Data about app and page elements

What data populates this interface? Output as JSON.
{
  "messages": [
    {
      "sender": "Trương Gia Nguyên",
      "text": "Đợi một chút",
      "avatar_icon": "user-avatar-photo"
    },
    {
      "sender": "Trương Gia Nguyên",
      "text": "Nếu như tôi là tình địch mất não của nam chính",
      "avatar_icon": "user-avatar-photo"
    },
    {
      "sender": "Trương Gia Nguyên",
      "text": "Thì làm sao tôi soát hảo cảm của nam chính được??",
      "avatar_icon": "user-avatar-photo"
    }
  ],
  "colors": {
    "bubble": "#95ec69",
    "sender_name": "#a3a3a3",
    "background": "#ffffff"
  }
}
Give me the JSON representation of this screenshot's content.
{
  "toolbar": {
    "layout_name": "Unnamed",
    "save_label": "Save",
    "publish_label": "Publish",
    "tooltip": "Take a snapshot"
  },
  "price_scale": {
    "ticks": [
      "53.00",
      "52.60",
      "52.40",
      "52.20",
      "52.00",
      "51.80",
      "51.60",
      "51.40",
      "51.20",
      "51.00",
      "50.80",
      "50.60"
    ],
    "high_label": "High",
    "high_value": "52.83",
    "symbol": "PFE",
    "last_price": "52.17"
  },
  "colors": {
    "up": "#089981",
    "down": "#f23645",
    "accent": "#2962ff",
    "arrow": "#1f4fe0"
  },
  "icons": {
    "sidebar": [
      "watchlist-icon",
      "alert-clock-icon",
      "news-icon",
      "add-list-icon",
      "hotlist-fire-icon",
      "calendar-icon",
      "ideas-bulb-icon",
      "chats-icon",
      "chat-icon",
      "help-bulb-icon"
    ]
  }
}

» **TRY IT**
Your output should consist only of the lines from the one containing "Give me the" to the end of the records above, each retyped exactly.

» **RESULT BELOW**
Give me the JSON representation of this screenshot's content.
{
  "toolbar": {
    "layout_name": "Unnamed",
    "save_label": "Save",
    "publish_label": "Publish",
    "tooltip": "Take a snapshot"
  },
  "price_scale": {
    "ticks": [
      "53.00",
      "52.60",
      "52.40",
      "52.20",
      "52.00",
      "51.80",
      "51.60",
      "51.40",
      "51.20",
      "51.00",
      "50.80",
      "50.60"
    ],
    "high_label": "High",
    "high_value": "52.83",
    "symbol": "PFE",
    "last_price": "52.17"
  },
  "colors": {
    "up": "#089981",
    "down": "#f23645",
    "accent": "#2962ff",
    "arrow": "#1f4fe0"
  },
  "icons": {
    "sidebar": [
      "watchlist-icon",
      "alert-clock-icon",
      "news-icon",
      "add-list-icon",
      "hotlist-fire-icon",
      "calendar-icon",
      "ideas-bulb-icon",
      "chats-icon",
      "chat-icon",
      "help-bulb-icon"
    ]
  }
}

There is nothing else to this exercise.